do you think I would really see a speed difference? I do like the usb option though.
Yeah, Here is mine
Getting a faster wireless router (like the new Airport Extreme) would increase the speed of your wireless network (useful if you have another 802.11n device around the house you copy files to, like the TV), but it shouldn't increase the speed of your Internet connection.
Your cable/dsl modem is the bottleneck there.
Well, to adequately answer that, we'd need to know the actual speed of your Internet connection. The results they are showing are a bit inflated.
I have a 256kb Maximum download which would come to 32KB/sec
My upload is limited to 128kb which would be 16KB/sec
But, they show my results as:
So, obviously, not quite accurate.
Let us know what your actual connection speed is (as in the plan you have paid for with your ISP), and that will give us some better numbers to work with.
Also, to determine whether you would see any improvement, we'd also need to know what you are currently using. As in which specific Airport system (if that's what you're using).
You also need to understand that you must have an 802.11n Interface in your computer as well if you want to benefit from the higher speed of the new Airport base station.
So, let us know what equipment you are using, what base station you are using, if you are using any other routers / switches, and what computer system you are using. All of that will figure into the final answer as each device has it's own maximum speed.
If I don't have the answer, I'm sure someone else would be able to help if they have accurate numbers to start with.
Exactly. That's why I proposed he let us know exactly what plan he is on. The test results are not really helpful since they are not accurate (at least not in my case).
But, generally, I have found that the local network even at 10-BaseT speeds, is generally faster than the fastest Internet connection. I am getting ready to upgrade to Cable with a 3 MB transfer rate, and that is still going to be well under the speed that an old 10BaseT connection would support.
For comparison, if my memory is right, 802.11b should be comparable to a 10BaseT connection.
802.11G should be roughly half of 100BaseT. And, I'm not currently aware of the maximum speed of 802.11n (haven't been following it that closely).
But, generally, if you have 802.11b or 802.11g, then you are already going to be fine unless you are one of the few who can afford an Internet connection that is actually faster than that.
Based on the speed you cite of 9355 Kb/sec from the test, that is still only about 1 MB per second.
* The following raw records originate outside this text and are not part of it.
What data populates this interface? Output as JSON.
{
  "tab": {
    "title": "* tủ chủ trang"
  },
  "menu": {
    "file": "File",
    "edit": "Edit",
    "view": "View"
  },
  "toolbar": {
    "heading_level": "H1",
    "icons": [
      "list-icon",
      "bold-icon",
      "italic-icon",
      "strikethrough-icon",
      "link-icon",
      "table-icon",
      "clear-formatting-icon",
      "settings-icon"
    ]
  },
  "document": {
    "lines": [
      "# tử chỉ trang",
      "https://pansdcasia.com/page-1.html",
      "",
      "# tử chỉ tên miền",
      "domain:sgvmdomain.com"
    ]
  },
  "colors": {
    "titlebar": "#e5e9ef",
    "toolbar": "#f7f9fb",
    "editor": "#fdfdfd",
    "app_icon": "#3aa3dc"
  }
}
If 802.11n transfers roughly 10 MB or 11 MB per second, then that would still be much faster than your current Internet connection.
So, in short, with the little information you provide, I don't see the new Airport hub providing you with better performance.
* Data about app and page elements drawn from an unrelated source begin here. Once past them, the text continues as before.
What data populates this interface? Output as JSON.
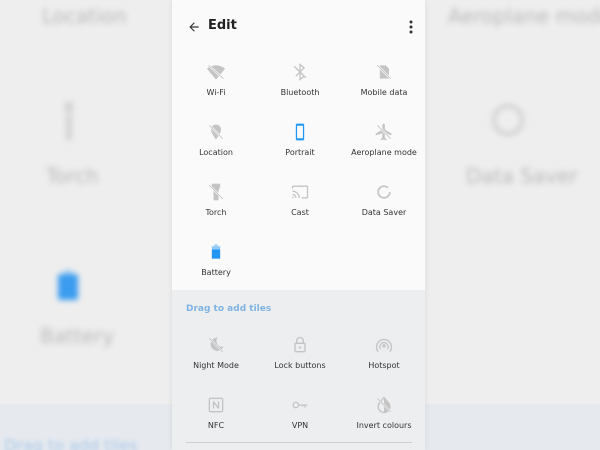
{
  "header": {
    "title": "Edit"
  },
  "active_tiles": [
    {
      "label": "Wi-Fi",
      "icon": "wifi-off-icon"
    },
    {
      "label": "Bluetooth",
      "icon": "bluetooth-off-icon"
    },
    {
      "label": "Mobile data",
      "icon": "mobile-data-off-icon"
    },
    {
      "label": "Location",
      "icon": "location-off-icon"
    },
    {
      "label": "Portrait",
      "icon": "portrait-icon"
    },
    {
      "label": "Aeroplane mode",
      "icon": "airplane-icon"
    },
    {
      "label": "Torch",
      "icon": "torch-icon"
    },
    {
      "label": "Cast",
      "icon": "cast-icon"
    },
    {
      "label": "Data Saver",
      "icon": "data-saver-icon"
    },
    {
      "label": "Battery",
      "icon": "battery-icon"
    }
  ],
  "drag_section": {
    "title": "Drag to add tiles"
  },
  "available_tiles": [
    {
      "label": "Night Mode",
      "icon": "night-mode-icon"
    },
    {
      "label": "Lock buttons",
      "icon": "lock-icon"
    },
    {
      "label": "Hotspot",
      "icon": "hotspot-icon"
    },
    {
      "label": "NFC",
      "icon": "nfc-icon"
    },
    {
      "label": "VPN",
      "icon": "vpn-key-icon"
    },
    {
      "label": "Invert colours",
      "icon": "invert-colours-icon"
    }
  ],
  "background": {
    "labels": [
      "Location",
      "Aeroplane mode",
      "Torch",
      "Data Saver",
      "Battery",
      "Drag to add tiles"
    ]
  },
  "colors": {
    "accent": "#2196f3",
    "icon_grey": "#bdbdbd",
    "drag_title": "#7fb3e4"
  }
}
Now, if you have a really, really, really fast connection that isn't reflected in your test results, then that might be different.
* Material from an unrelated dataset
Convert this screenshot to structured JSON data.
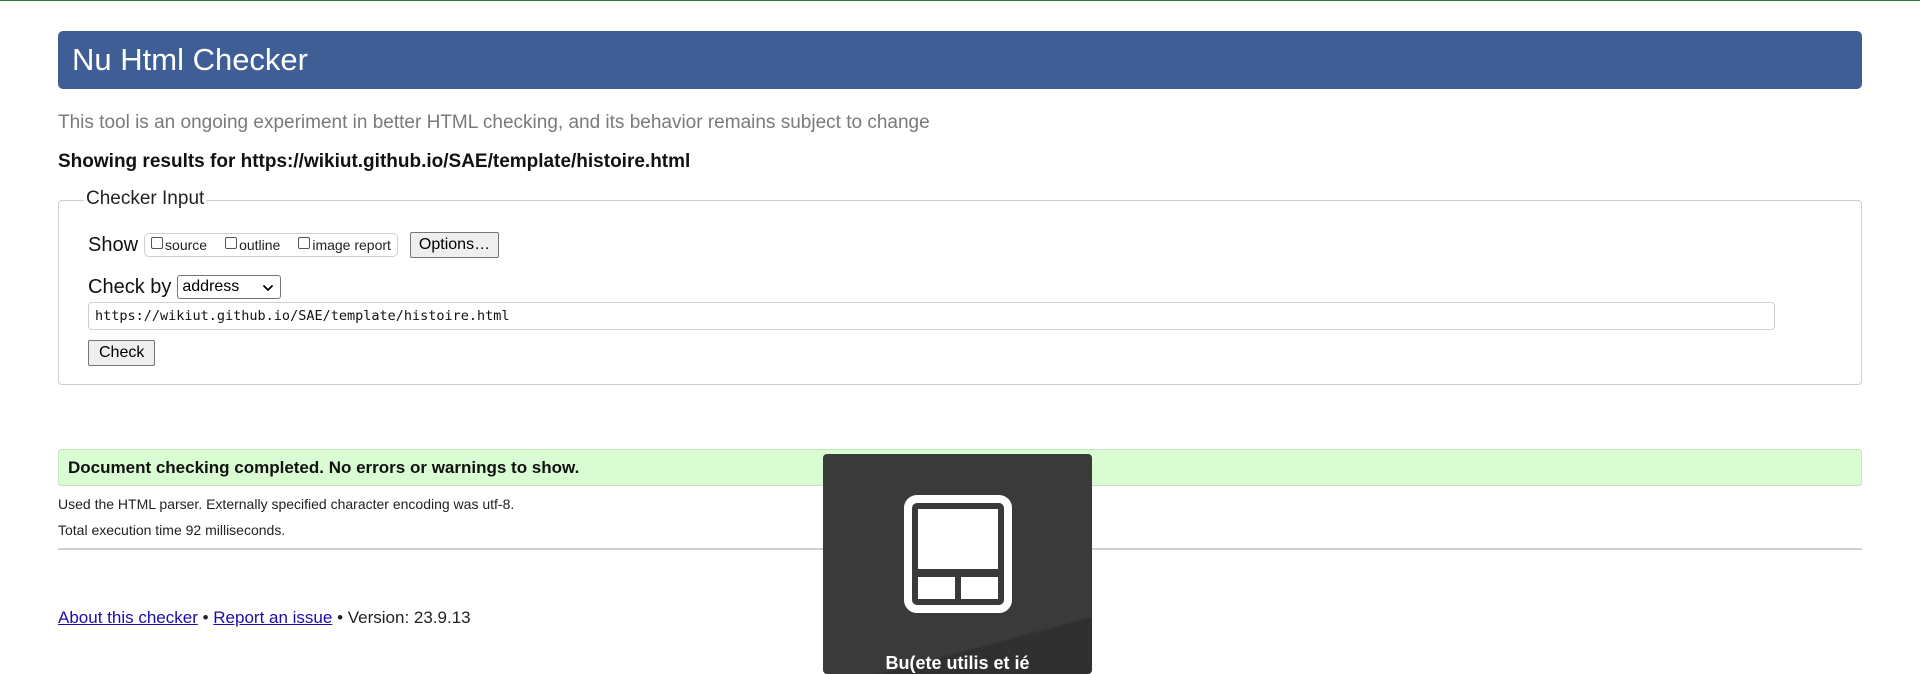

Holy crap guys, i have a wireless G router. And a HIGH SPEED internet connection and this is what i got on my test.......
The real advantage of wireless N is the expanded range, and the transfer rate on the network between two N devices.
If it helps any, if I use the closest place on the map, speedtest.net only shows 8Mbps. I picked the next closest place and got this:
802.11n is @ 100MB transfer rate .. or 10/100 ethernet connection card
Thank you. Good information. So, that should be pretty decent throughput now.
Of course, I have a hard-wired network here. And, I know the only time I've ever come close to it's maximum throughput is when I've sent files directly from one machine to another. It's absolutely amazing to watch things fly that way. Really puts the Internet to shame.
my plan is apparently 5Mbps or 8Mbps down and 384Kbps or 512Kbps down
With that in mind, you should be fine with even the slowest of wireless connections. If you have a wireless router that supports at least 802.11b, then you should be just fine.
While definitely not the most authoritative answer out there, you could refer to this document (and it's chart) for a brief and simple run-down.
Of course, degradation of the signal could play a factor. So, the more recent the standard, the better your odds are of maintaining the throughput. Older standards will typically slow down as the signal quality decreases. So, if that is an issue, then you may consider it.
But, if your signal is strong, and there are not any decreases due to signal strength, then I would stay with what you have.
Like other posts have said, simply getting the new airport will not increase the speed of your internet connection. Now if you currently have a 802.11.g router and you decide to get the n standard then that could bring a increase in speed. But whats great about the n standard is that its supports more users and the signal strength is strong and extends farther. If you have a large house or might want to enjoy a better connection on th porch or the deck or maybe even the back yard with a laptop a n standard all around would provide that. But if you have two different standards the speed of your connection will run at the lower standard. And of course the type of internet that your receiving tell your true speed. But most of the numbers are inflated because very few people actually use up all of the capable speed due to either distance or a crowded connection.
If you got a gigabit ethernet connection on 1 system and 10/100 on another system then the bottleneck is @ 10/100 connection location.. To get the best speed in transfers is ideally to have Gigabit to Gigabit connection = 1000MB transfer ..
O' Yeah .. My Network Geeky-ness just came out
Well, I wired the network myself (I used to do that work for a living years and years ago). So, it's at least up to 100BaseT Cat5e Standards. But, the fastest switch I have on the network is a 10/100. And, I don't have any systems with greater than a 10/100 card in them. So, I can't really test higher than that.
I suspect that if I put a Gigabit system in here, and set it to talk with another one, that I'd probably get the higher rate. But, then again, there's not really any point.
I rarely move files over the network from one machine to the other (probably once a year). All other transfers are small enough to do with a flash drive. So, I generally only use it for Internet.
And, of course, there's no way I can dream of affording an Internet connection that would outpace a 100 Mbps transfer rate. I'm just not that rich.
As it is, it's going to cost me nearly $100 a month to get the privilege of 3.0 Mbps. So, there's no way I could ever dream of affording a 100Mbps connection to the Internet.
I think my 10/100 gear still has some life left in it